Awards

  • 2021
  • 2018
  • 2017
  • 2015
  • 2014

HEFi Horizon Award

Awarded for completing five modules relating to higher education teaching.

Constance Naden Medal

Given to the student who submits the highest quality thesis for the MPhil/MRes/MA by Research degree across the College of Arts and Law.

Awarded ESRC Midlands Graduate School DTP Studentship

Annual payment consists of course fees (£4,260) and a maintenance award (£14,777).

Offered AHRC Midlands3Cities DTP Studentship

£14,777 course fees + £4,260 maintenance award

Highly Commended in Language & Linguistics.

The Undergraduate Awards Programme 2017.

College of Arts & Law Masters MA by Research Scholarship.

English Language and Applied Linguistics at the University of Birmingham, 2017/18. £4,195.

Gwyneth Fox Award.

Awarded to the student with the highest mark overall (80.291) enrolled on the English Language or the English Language and Linguistics single honours programmes. £250.

Vera Adamson Prize

Given to the first year undergraduate deemed to have produced “the most outstanding work in the field of Modern English Language”. £100.

Sonnenschein Prize

Given to “first year students whose performance in their examinations is deemed to be of sufficient merit”. £75.

Notting Hill Editions Essay Prize 2015

Longlisted amongst names such as Hilary Mantel.

Awarded Access to Birmingham (A2B) Scholarship for undergraduate study.
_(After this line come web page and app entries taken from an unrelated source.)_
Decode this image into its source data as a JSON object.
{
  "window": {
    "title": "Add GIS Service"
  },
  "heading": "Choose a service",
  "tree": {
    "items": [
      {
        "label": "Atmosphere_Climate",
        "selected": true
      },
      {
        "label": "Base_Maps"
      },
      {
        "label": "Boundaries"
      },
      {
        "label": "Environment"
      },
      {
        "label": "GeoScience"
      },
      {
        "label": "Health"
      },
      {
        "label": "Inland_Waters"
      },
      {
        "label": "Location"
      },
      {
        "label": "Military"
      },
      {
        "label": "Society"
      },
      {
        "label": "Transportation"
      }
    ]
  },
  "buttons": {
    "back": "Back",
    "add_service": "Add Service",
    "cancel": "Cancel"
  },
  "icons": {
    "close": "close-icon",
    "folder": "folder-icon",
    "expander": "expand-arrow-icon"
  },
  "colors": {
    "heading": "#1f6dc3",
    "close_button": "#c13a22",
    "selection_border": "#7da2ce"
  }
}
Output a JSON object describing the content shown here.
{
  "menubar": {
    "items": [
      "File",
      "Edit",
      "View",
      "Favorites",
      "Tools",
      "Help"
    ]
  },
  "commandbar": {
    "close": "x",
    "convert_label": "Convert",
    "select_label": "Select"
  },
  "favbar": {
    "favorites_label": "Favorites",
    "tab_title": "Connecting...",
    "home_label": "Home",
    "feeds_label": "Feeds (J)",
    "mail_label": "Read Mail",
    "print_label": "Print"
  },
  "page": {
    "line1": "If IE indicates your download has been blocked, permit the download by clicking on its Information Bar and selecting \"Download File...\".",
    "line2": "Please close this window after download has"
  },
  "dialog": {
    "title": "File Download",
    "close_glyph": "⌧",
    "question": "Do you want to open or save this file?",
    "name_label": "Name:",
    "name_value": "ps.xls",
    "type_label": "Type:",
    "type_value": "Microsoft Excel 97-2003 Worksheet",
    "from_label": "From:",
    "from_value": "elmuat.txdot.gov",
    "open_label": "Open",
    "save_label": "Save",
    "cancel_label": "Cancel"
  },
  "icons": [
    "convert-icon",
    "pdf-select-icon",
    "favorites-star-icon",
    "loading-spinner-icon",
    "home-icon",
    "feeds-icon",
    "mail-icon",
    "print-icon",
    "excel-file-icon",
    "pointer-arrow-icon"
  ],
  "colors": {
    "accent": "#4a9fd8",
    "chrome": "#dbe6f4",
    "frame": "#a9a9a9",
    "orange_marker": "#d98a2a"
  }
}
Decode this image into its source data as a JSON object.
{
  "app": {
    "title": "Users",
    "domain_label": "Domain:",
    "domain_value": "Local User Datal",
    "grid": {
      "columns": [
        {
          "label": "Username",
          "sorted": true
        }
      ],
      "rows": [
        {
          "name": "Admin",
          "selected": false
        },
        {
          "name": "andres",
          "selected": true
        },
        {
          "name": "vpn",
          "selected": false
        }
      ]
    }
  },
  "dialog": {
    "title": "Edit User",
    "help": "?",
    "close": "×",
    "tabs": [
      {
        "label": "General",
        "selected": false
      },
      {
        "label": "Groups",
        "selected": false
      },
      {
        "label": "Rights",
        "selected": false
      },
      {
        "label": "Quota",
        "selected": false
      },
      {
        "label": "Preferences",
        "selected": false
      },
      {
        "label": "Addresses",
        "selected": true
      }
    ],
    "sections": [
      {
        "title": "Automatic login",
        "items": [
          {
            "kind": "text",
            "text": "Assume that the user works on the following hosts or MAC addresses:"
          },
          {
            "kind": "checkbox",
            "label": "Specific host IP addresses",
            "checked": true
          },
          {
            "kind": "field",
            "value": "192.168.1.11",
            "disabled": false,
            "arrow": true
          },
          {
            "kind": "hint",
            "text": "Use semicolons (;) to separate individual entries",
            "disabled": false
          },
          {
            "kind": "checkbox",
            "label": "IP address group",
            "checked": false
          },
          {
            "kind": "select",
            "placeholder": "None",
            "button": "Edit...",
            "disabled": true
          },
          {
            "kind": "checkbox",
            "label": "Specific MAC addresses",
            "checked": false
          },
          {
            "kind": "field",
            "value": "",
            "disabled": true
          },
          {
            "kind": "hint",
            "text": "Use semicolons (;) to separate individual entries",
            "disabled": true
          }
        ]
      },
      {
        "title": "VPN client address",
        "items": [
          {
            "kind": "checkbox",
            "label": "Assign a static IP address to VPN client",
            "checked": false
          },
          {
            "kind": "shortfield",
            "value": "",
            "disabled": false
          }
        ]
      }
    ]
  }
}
£4,500

Unconditional offer for undergraduate study in BA English Language.

University of Birmingham